#### What to do:
The response must reproduce every record below without alteration.
Start of Data
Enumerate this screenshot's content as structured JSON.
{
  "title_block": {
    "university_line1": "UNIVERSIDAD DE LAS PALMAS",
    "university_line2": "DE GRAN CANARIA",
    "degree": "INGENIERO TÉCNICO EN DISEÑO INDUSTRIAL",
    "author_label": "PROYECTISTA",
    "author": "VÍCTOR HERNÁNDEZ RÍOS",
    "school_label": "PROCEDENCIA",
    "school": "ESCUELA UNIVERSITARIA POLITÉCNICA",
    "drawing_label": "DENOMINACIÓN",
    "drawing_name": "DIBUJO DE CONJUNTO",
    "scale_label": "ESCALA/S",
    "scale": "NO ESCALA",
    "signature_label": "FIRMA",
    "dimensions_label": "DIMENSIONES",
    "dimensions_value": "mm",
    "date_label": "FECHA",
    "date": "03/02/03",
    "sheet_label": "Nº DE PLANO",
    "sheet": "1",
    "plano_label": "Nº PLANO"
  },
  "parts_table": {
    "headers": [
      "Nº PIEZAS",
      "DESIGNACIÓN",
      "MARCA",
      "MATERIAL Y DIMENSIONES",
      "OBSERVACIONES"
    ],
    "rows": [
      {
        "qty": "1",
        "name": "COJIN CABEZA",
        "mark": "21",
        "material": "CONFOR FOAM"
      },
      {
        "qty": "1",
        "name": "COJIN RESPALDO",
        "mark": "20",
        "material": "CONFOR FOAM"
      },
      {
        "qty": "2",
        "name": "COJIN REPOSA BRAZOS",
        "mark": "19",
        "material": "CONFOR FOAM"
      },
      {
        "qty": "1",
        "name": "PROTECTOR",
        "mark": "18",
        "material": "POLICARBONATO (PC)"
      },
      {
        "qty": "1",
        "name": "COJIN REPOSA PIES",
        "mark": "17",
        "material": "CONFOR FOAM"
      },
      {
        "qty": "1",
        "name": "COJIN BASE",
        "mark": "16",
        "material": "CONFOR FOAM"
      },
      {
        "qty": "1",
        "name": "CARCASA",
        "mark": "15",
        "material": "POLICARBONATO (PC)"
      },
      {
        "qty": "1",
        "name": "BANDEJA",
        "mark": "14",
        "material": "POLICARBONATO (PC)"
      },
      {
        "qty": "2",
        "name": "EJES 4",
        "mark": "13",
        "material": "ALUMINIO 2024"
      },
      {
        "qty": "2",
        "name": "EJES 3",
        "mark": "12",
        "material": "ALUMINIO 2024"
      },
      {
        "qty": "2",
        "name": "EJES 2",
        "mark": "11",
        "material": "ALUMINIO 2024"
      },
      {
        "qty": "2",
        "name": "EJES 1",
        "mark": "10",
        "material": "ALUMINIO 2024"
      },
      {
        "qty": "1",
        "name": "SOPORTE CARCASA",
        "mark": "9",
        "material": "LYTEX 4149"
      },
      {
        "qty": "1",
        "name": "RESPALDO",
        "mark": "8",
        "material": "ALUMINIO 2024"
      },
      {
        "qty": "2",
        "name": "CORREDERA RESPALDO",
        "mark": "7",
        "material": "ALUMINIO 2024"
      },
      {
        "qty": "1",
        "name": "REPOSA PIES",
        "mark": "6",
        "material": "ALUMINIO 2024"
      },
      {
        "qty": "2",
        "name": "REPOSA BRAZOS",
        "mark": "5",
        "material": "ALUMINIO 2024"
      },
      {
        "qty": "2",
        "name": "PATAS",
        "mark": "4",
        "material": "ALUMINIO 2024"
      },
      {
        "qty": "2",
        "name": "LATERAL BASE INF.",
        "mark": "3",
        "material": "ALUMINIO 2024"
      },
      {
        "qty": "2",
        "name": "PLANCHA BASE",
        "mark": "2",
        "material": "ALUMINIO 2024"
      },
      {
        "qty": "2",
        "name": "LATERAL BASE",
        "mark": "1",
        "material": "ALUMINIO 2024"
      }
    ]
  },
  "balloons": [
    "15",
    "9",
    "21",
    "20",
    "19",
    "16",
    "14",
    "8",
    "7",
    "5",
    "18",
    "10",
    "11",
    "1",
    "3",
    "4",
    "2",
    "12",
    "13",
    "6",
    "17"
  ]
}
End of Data
#### Written answer:
Enumerate this screenshot's content as structured JSON.
{
  "title_block": {
    "university_line1": "UNIVERSIDAD DE LAS PALMAS",
    "university_line2": "DE GRAN CANARIA",
    "degree": "INGENIERO TÉCNICO EN DISEÑO INDUSTRIAL",
    "author_label": "PROYECTISTA",
    "author": "VÍCTOR HERNÁNDEZ RÍOS",
    "school_label": "PROCEDENCIA",
    "school": "ESCUELA UNIVERSITARIA POLITÉCNICA",
    "drawing_label": "DENOMINACIÓN",
    "drawing_name": "DIBUJO DE CONJUNTO",
    "scale_label": "ESCALA/S",
    "scale": "NO ESCALA",
    "signature_label": "FIRMA",
    "dimensions_label": "DIMENSIONES",
    "dimensions_value": "mm",
    "date_label": "FECHA",
    "date": "03/02/03",
    "sheet_label": "Nº DE PLANO",
    "sheet": "1",
    "plano_label": "Nº PLANO"
  },
  "parts_table": {
    "headers": [
      "Nº PIEZAS",
      "DESIGNACIÓN",
      "MARCA",
      "MATERIAL Y DIMENSIONES",
      "OBSERVACIONES"
    ],
    "rows": [
      {
        "qty": "1",
        "name": "COJIN CABEZA",
        "mark": "21",
        "material": "CONFOR FOAM"
      },
      {
        "qty": "1",
        "name": "COJIN RESPALDO",
        "mark": "20",
        "material": "CONFOR FOAM"
      },
      {
        "qty": "2",
        "name": "COJIN REPOSA BRAZOS",
        "mark": "19",
        "material": "CONFOR FOAM"
      },
      {
        "qty": "1",
        "name": "PROTECTOR",
        "mark": "18",
        "material": "POLICARBONATO (PC)"
      },
      {
        "qty": "1",
        "name": "COJIN REPOSA PIES",
        "mark": "17",
        "material": "CONFOR FOAM"
      },
      {
        "qty": "1",
        "name": "COJIN BASE",
        "mark": "16",
        "material": "CONFOR FOAM"
      },
      {
        "qty": "1",
        "name": "CARCASA",
        "mark": "15",
        "material": "POLICARBONATO (PC)"
      },
      {
        "qty": "1",
        "name": "BANDEJA",
        "mark": "14",
        "material": "POLICARBONATO (PC)"
      },
      {
        "qty": "2",
        "name": "EJES 4",
        "mark": "13",
        "material": "ALUMINIO 2024"
      },
      {
        "qty": "2",
        "name": "EJES 3",
        "mark": "12",
        "material": "ALUMINIO 2024"
      },
      {
        "qty": "2",
        "name": "EJES 2",
        "mark": "11",
        "material": "ALUMINIO 2024"
      },
      {
        "qty": "2",
        "name": "EJES 1",
        "mark": "10",
        "material": "ALUMINIO 2024"
      },
      {
        "qty": "1",
        "name": "SOPORTE CARCASA",
        "mark": "9",
        "material": "LYTEX 4149"
      },
      {
        "qty": "1",
        "name": "RESPALDO",
        "mark": "8",
        "material": "ALUMINIO 2024"
      },
      {
        "qty": "2",
        "name": "CORREDERA RESPALDO",
        "mark": "7",
        "material": "ALUMINIO 2024"
      },
      {
        "qty": "1",
        "name": "REPOSA PIES",
        "mark": "6",
        "material": "ALUMINIO 2024"
      },
      {
        "qty": "2",
        "name": "REPOSA BRAZOS",
        "mark": "5",
        "material": "ALUMINIO 2024"
      },
      {
        "qty": "2",
        "name": "PATAS",
        "mark": "4",
        "material": "ALUMINIO 2024"
      },
      {
        "qty": "2",
        "name": "LATERAL BASE INF.",
        "mark": "3",
        "material": "ALUMINIO 2024"
      },
      {
        "qty": "2",
        "name": "PLANCHA BASE",
        "mark": "2",
        "material": "ALUMINIO 2024"
      },
      {
        "qty": "2",
        "name": "LATERAL BASE",
        "mark": "1",
        "material": "ALUMINIO 2024"
      }
    ]
  },
  "balloons": [
    "15",
    "9",
    "21",
    "20",
    "19",
    "16",
    "14",
    "8",
    "7",
    "5",
    "18",
    "10",
    "11",
    "1",
    "3",
    "4",
    "2",
    "12",
    "13",
    "6",
    "17"
  ]
}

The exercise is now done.